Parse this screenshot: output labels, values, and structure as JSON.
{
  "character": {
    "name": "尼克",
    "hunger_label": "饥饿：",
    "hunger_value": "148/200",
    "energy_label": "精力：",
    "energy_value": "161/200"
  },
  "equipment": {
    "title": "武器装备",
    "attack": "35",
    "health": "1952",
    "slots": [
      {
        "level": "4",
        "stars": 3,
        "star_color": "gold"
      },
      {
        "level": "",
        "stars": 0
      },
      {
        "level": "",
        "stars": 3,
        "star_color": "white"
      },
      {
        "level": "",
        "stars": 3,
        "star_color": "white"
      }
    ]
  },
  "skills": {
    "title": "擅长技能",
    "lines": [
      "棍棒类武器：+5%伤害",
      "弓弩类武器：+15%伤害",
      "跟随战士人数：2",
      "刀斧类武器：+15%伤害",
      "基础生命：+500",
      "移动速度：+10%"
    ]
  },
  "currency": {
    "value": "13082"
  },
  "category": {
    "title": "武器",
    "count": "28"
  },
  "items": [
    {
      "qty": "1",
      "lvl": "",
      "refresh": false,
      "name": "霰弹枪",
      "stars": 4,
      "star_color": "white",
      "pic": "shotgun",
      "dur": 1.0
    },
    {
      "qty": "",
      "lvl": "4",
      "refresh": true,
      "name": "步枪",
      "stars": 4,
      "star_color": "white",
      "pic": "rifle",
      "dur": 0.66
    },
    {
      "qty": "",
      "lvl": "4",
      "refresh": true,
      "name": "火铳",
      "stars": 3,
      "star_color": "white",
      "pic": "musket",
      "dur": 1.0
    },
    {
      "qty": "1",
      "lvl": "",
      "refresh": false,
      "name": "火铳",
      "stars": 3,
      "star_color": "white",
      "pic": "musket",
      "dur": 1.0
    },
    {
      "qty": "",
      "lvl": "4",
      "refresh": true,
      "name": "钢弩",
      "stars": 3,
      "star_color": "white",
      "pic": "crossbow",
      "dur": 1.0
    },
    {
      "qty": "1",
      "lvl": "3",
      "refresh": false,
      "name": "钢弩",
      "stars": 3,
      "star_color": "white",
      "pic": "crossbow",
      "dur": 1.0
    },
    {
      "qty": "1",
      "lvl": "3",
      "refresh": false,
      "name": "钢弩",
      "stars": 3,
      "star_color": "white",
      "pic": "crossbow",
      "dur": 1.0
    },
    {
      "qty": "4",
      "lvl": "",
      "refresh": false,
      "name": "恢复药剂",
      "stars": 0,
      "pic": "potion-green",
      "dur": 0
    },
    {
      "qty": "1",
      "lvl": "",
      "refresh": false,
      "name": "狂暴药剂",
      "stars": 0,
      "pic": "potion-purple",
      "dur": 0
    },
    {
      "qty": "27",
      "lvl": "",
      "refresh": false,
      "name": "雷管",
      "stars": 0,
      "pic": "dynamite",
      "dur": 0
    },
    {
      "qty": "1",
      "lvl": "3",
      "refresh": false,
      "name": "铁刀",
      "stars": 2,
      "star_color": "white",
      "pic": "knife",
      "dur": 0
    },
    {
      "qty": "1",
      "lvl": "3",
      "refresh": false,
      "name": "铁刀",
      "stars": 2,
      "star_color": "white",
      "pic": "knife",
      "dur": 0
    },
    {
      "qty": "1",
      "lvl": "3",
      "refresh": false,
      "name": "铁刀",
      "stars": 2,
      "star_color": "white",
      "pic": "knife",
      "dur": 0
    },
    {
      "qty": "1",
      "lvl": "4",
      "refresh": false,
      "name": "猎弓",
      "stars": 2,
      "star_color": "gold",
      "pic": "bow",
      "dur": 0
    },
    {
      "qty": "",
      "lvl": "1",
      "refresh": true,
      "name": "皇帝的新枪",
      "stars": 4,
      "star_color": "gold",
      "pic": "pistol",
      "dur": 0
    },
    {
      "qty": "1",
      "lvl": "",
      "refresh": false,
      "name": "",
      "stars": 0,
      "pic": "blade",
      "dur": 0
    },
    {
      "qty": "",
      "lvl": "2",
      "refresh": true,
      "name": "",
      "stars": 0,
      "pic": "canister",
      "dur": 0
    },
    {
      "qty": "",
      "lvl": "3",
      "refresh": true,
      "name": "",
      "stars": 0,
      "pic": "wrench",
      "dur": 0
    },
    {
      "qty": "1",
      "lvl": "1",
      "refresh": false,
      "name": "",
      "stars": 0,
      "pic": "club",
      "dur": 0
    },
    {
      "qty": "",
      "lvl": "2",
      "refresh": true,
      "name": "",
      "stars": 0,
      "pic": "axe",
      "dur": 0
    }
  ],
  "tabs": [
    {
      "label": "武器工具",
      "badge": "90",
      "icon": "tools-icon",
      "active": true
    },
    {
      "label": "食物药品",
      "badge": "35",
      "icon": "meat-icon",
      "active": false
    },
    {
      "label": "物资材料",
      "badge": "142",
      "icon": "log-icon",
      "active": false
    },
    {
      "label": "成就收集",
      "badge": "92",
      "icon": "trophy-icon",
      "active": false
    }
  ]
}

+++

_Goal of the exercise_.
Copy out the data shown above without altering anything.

_Written response_.
Parse this screenshot: output labels, values, and structure as JSON.
{
  "character": {
    "name": "尼克",
    "hunger_label": "饥饿：",
    "hunger_value": "148/200",
    "energy_label": "精力：",
    "energy_value": "161/200"
  },
  "equipment": {
    "title": "武器装备",
    "attack": "35",
    "health": "1952",
    "slots": [
      {
        "level": "4",
        "stars": 3,
        "star_color": "gold"
      },
      {
        "level": "",
        "stars": 0
      },
      {
        "level": "",
        "stars": 3,
        "star_color": "white"
      },
      {
        "level": "",
        "stars": 3,
        "star_color": "white"
      }
    ]
  },
  "skills": {
    "title": "擅长技能",
    "lines": [
      "棍棒类武器：+5%伤害",
      "弓弩类武器：+15%伤害",
      "跟随战士人数：2",
      "刀斧类武器：+15%伤害",
      "基础生命：+500",
      "移动速度：+10%"
    ]
  },
  "currency": {
    "value": "13082"
  },
  "category": {
    "title": "武器",
    "count": "28"
  },
  "items": [
    {
      "qty": "1",
      "lvl": "",
      "refresh": false,
      "name": "霰弹枪",
      "stars": 4,
      "star_color": "white",
      "pic": "shotgun",
      "dur": 1.0
    },
    {
      "qty": "",
      "lvl": "4",
      "refresh": true,
      "name": "步枪",
      "stars": 4,
      "star_color": "white",
      "pic": "rifle",
      "dur": 0.66
    },
    {
      "qty": "",
      "lvl": "4",
      "refresh": true,
      "name": "火铳",
      "stars": 3,
      "star_color": "white",
      "pic": "musket",
      "dur": 1.0
    },
    {
      "qty": "1",
      "lvl": "",
      "refresh": false,
      "name": "火铳",
      "stars": 3,
      "star_color": "white",
      "pic": "musket",
      "dur": 1.0
    },
    {
      "qty": "",
      "lvl": "4",
      "refresh": true,
      "name": "钢弩",
      "stars": 3,
      "star_color": "white",
      "pic": "crossbow",
      "dur": 1.0
    },
    {
      "qty": "1",
      "lvl": "3",
      "refresh": false,
      "name": "钢弩",
      "stars": 3,
      "star_color": "white",
      "pic": "crossbow",
      "dur": 1.0
    },
    {
      "qty": "1",
      "lvl": "3",
      "refresh": false,
      "name": "钢弩",
      "stars": 3,
      "star_color": "white",
      "pic": "crossbow",
      "dur": 1.0
    },
    {
      "qty": "4",
      "lvl": "",
      "refresh": false,
      "name": "恢复药剂",
      "stars": 0,
      "pic": "potion-green",
      "dur": 0
    },
    {
      "qty": "1",
      "lvl": "",
      "refresh": false,
      "name": "狂暴药剂",
      "stars": 0,
      "pic": "potion-purple",
      "dur": 0
    },
    {
      "qty": "27",
      "lvl": "",
      "refresh": false,
      "name": "雷管",
      "stars": 0,
      "pic": "dynamite",
      "dur": 0
    },
    {
      "qty": "1",
      "lvl": "3",
      "refresh": false,
      "name": "铁刀",
      "stars": 2,
      "star_color": "white",
      "pic": "knife",
      "dur": 0
    },
    {
      "qty": "1",
      "lvl": "3",
      "refresh": false,
      "name": "铁刀",
      "stars": 2,
      "star_color": "white",
      "pic": "knife",
      "dur": 0
    },
    {
      "qty": "1",
      "lvl": "3",
      "refresh": false,
      "name": "铁刀",
      "stars": 2,
      "star_color": "white",
      "pic": "knife",
      "dur": 0
    },
    {
      "qty": "1",
      "lvl": "4",
      "refresh": false,
      "name": "猎弓",
      "stars": 2,
      "star_color": "gold",
      "pic": "bow",
      "dur": 0
    },
    {
      "qty": "",
      "lvl": "1",
      "refresh": true,
      "name": "皇帝的新枪",
      "stars": 4,
      "star_color": "gold",
      "pic": "pistol",
      "dur": 0
    },
    {
      "qty": "1",
      "lvl": "",
      "refresh": false,
      "name": "",
      "stars": 0,
      "pic": "blade",
      "dur": 0
    },
    {
      "qty": "",
      "lvl": "2",
      "refresh": true,
      "name": "",
      "stars": 0,
      "pic": "canister",
      "dur": 0
    },
    {
      "qty": "",
      "lvl": "3",
      "refresh": true,
      "name": "",
      "stars": 0,
      "pic": "wrench",
      "dur": 0
    },
    {
      "qty": "1",
      "lvl": "1",
      "refresh": false,
      "name": "",
      "stars": 0,
      "pic": "club",
      "dur": 0
    },
    {
      "qty": "",
      "lvl": "2",
      "refresh": true,
      "name": "",
      "stars": 0,
      "pic": "axe",
      "dur": 0
    }
  ],
  "tabs": [
    {
      "label": "武器工具",
      "badge": "90",
      "icon": "tools-icon",
      "active": true
    },
    {
      "label": "食物药品",
      "badge": "35",
      "icon": "meat-icon",
      "active": false
    },
    {
      "label": "物资材料",
      "badge": "142",
      "icon": "log-icon",
      "active": false
    },
    {
      "label": "成就收集",
      "badge": "92",
      "icon": "trophy-icon",
      "active": false
    }
  ]
}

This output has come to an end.